◆ **DIRECTIONS**
From the line containing "Output a JSON" to the last line below, retype everything word for word.

◆ **RECORDS SHOWN**
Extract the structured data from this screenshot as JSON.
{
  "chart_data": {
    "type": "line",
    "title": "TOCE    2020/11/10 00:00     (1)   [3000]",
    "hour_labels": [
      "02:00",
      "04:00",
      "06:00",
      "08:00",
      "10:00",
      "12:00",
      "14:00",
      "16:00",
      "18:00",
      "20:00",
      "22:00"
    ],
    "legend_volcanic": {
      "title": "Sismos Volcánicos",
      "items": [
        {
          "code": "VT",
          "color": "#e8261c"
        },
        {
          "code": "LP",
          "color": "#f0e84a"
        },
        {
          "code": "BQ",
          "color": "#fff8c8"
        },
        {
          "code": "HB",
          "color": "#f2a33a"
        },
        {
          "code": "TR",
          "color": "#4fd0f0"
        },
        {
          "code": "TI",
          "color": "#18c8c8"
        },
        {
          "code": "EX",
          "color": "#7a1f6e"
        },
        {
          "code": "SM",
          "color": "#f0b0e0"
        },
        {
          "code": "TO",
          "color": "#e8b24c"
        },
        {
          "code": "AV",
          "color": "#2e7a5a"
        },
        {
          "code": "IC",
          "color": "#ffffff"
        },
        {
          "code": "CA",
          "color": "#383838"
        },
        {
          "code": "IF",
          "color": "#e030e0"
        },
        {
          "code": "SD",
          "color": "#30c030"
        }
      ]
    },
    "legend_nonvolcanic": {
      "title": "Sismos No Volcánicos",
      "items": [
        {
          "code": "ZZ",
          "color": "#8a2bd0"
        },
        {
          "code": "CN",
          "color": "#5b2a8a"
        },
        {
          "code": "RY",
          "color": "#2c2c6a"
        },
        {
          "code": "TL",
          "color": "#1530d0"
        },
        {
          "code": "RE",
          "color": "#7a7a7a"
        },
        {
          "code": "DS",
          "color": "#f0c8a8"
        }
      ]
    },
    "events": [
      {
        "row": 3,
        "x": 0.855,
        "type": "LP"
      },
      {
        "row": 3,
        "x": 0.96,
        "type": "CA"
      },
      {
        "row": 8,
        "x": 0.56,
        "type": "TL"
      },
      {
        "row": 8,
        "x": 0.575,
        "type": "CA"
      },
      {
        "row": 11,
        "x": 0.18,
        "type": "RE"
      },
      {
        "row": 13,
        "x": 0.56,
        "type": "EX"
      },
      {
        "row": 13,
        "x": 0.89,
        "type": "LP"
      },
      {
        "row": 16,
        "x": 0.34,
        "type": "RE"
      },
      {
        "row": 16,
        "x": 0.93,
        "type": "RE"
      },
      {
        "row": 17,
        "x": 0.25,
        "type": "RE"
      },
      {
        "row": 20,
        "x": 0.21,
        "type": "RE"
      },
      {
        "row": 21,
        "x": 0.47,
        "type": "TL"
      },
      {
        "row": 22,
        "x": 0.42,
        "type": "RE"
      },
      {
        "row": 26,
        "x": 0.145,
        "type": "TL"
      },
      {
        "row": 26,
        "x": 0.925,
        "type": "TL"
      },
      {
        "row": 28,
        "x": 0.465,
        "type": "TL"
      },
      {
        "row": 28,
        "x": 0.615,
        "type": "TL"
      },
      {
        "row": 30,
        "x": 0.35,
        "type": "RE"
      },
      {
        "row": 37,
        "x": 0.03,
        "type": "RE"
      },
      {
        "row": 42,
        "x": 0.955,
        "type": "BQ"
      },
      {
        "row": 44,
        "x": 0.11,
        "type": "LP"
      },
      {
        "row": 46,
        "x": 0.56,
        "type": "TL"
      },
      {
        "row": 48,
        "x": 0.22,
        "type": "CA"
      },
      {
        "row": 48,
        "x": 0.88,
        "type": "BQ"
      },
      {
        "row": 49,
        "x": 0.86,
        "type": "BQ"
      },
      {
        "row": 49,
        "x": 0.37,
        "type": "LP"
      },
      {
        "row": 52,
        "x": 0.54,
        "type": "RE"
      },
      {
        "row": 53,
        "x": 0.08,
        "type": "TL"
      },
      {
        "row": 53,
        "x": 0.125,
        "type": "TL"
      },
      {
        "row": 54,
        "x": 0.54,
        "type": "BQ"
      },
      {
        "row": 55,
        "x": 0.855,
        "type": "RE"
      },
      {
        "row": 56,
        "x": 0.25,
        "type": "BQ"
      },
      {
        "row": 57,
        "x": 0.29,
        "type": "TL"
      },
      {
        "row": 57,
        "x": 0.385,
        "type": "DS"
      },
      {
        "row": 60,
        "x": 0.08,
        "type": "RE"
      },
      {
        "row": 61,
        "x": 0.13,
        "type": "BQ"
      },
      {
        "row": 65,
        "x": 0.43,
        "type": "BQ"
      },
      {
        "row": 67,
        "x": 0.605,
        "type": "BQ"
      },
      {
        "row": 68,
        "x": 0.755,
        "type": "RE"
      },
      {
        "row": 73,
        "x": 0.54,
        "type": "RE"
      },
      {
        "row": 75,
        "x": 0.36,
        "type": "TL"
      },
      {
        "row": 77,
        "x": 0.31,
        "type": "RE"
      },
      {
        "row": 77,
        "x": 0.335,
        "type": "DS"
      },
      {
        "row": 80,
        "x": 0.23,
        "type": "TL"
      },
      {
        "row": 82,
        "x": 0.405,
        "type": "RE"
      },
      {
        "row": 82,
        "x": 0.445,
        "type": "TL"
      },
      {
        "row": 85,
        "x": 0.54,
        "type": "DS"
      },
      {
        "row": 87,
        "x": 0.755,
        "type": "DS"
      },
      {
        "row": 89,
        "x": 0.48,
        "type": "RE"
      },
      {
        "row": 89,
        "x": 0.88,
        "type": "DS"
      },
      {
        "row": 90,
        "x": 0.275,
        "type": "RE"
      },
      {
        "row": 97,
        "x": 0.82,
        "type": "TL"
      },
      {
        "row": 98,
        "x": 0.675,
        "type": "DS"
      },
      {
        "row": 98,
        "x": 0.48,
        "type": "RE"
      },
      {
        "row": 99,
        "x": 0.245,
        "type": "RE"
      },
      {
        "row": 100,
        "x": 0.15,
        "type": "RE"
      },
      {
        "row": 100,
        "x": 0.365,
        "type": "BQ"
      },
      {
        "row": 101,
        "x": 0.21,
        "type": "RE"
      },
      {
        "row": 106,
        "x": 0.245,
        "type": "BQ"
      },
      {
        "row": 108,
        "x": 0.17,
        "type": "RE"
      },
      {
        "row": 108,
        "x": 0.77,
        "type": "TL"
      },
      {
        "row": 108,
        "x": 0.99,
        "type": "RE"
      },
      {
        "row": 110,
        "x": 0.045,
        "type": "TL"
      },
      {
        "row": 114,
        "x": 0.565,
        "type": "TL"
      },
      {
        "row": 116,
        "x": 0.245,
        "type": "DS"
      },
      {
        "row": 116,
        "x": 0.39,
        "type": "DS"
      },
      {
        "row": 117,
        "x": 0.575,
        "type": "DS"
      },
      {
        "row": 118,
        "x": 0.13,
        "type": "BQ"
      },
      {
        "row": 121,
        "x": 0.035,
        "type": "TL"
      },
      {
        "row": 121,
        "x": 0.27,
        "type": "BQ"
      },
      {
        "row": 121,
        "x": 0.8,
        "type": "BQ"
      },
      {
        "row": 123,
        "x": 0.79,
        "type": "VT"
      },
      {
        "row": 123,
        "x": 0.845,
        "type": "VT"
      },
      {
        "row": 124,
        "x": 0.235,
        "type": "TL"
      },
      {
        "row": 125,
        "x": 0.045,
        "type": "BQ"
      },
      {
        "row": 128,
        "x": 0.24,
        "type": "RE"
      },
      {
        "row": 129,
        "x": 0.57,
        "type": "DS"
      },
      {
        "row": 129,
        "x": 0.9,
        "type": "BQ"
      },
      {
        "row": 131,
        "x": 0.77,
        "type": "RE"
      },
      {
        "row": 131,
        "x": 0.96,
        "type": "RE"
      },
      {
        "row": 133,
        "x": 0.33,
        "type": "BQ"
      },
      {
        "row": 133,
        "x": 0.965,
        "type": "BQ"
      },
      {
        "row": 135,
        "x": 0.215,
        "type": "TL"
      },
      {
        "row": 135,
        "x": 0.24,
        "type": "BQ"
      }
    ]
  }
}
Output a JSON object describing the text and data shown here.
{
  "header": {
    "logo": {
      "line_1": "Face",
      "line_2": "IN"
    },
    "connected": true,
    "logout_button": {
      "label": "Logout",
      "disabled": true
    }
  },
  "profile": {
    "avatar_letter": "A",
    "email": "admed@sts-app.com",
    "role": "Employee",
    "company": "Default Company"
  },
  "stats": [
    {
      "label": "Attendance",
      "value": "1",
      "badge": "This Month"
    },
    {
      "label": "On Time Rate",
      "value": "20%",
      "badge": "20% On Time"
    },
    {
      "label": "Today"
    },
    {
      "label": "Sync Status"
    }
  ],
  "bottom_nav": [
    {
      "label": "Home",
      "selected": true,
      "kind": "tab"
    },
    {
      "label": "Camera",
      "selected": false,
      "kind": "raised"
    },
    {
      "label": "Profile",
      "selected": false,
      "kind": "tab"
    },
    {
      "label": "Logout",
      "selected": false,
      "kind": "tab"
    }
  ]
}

◆ **TASK ANSWER**
Output a JSON object describing the text and data shown here.
{
  "header": {
    "logo": {
      "line_1": "Face",
      "line_2": "IN"
    },
    "connected": true,
    "logout_button": {
      "label": "Logout",
      "disabled": true
    }
  },
  "profile": {
    "avatar_letter": "A",
    "email": "admed@sts-app.com",
    "role": "Employee",
    "company": "Default Company"
  },
  "stats": [
    {
      "label": "Attendance",
      "value": "1",
      "badge": "This Month"
    },
    {
      "label": "On Time Rate",
      "value": "20%",
      "badge": "20% On Time"
    },
    {
      "label": "Today"
    },
    {
      "label": "Sync Status"
    }
  ],
  "bottom_nav": [
    {
      "label": "Home",
      "selected": true,
      "kind": "tab"
    },
    {
      "label": "Camera",
      "selected": false,
      "kind": "raised"
    },
    {
      "label": "Profile",
      "selected": false,
      "kind": "tab"
    },
    {
      "label": "Logout",
      "selected": false,
      "kind": "tab"
    }
  ]
}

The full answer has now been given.